For all the work that hosting Thanksgiving dinner is, the payback–in addition to the great company and food on the big day itself–is that you get your choice of leftovers!
Since I’d cooked a turkey and a ham, I had lots to share and sent packets home with nieces and nephews. In fact, the Hefty people had recently sent me more of those Serve N Store containers and this was a perfect use for them. Never mind that they were in Christmas red: they were perfect for packing up leftovers and sending them home safely without losing any of my good containers!
Yesterday I made up my first batch of turkey sandwich spread. This is so simple but my kids love it and it tastes great. Chop up some turkey, add enough mayonnaise to moisten, and chopped dill pickles to taste plus a bit of salt. We used up some of the leftovers rolls and made sandwiches for lunch, topped with leftover cranberry jelly. Mmmm!
One of my guests had brought brie and sourdough bread. Lots! As good as it was, I was left here with several loaves of really good sourdough bread. This morning, I sliced it up and made French Toast with all of it, freezing what we didn’t eat at breakfast. You hardly need a French Toast recipe but here’s about what I did:
I have not yet made my turkey broth. By the end of the day on Thursday, I was too tired to deal with it so I packed up all the bones and such and threw it in the freezer. One day this week I’ll make turkey broth, refrigerate it overnight, skim the fat, and then make soup with some of it and freeze the rest for another batch of soup later.
I might make ham and bean soup first in fact. We’ve been nibbling on the ham. I’ll dice and freeze the rest today, in portions suitable for soup or scrambled eggs and ham, or quiche.
I also still have some leftover mashed potatoes. I’ll most likely make these into potato pancakes and fry them up for breakfast. Most other side dishes have disappeared in lunches and dinners by now.
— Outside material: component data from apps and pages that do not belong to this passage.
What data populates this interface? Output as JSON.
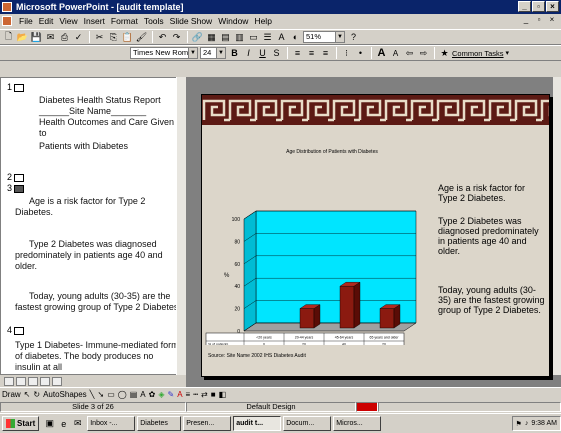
{
  "window": {
    "title": "Microsoft PowerPoint - [audit template]"
  },
  "menubar": {
    "items": [
      "File",
      "Edit",
      "View",
      "Insert",
      "Format",
      "Tools",
      "Slide Show",
      "Window",
      "Help"
    ]
  },
  "toolbar": {
    "zoom": "51%",
    "font_name": "Times New Roman",
    "font_size": "24",
    "common_tasks": "Common Tasks"
  },
  "outline": {
    "s1_num": "1",
    "s1_lines": [
      "Diabetes Health Status Report",
      "______Site Name_______",
      "Health Outcomes and Care Given to",
      "Patients with Diabetes"
    ],
    "s2_num": "2",
    "s3_num": "3",
    "s3_p1": "Age is a risk factor for Type 2 Diabetes.",
    "s3_p2": "Type 2 Diabetes was diagnosed predominately in patients age 40 and older.",
    "s3_p3": "Today, young adults (30-35) are the fastest growing group of Type 2 Diabetes.",
    "s4_num": "4",
    "s4_p1": "Type 1 Diabetes- Immune-mediated form of diabetes.  The body produces no insulin at all"
  },
  "slide": {
    "right_texts": [
      "Age is a risk factor for Type 2 Diabetes.",
      "Type 2 Diabetes was diagnosed predominately in patients age 40 and older.",
      "Today, young adults (30-35) are the fastest growing group of Type 2 Diabetes."
    ],
    "source": "Source: Site Name 2002 IHS Diabetes Audit"
  },
  "chart_data": {
    "type": "bar",
    "title": "Age Distribution of Patients with Diabetes",
    "ylabel": "%",
    "xlabel": "",
    "categories": [
      "<20 years",
      "20-44 years",
      "45-64 years",
      "65 years and older"
    ],
    "series": [
      {
        "name": "% of patients",
        "values": [
          0,
          20,
          40,
          20
        ]
      }
    ],
    "ylim": [
      0,
      100
    ],
    "yticks": [
      "0",
      "20",
      "40",
      "60",
      "80",
      "100"
    ],
    "data_table_label": "% of patients",
    "colors": {
      "bar": "#8b1a10",
      "wall": "#00e5ff"
    }
  },
  "drawbar": {
    "draw": "Draw",
    "autoshapes": "AutoShapes"
  },
  "status": {
    "slide": "Slide 3 of 26",
    "design": "Default Design"
  },
  "taskbar": {
    "start": "Start",
    "buttons": [
      "Inbox -...",
      "Diabetes",
      "Presen...",
      "audit t...",
      "Docum...",
      "Micros..."
    ],
    "clock": "9:38 AM"
  }
}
In the past I’ve added leftover scalloped potatoes, onions, green bean casserole, and roasted vegetables to soups. Those are often the best soups–and yet are never quite the same twice.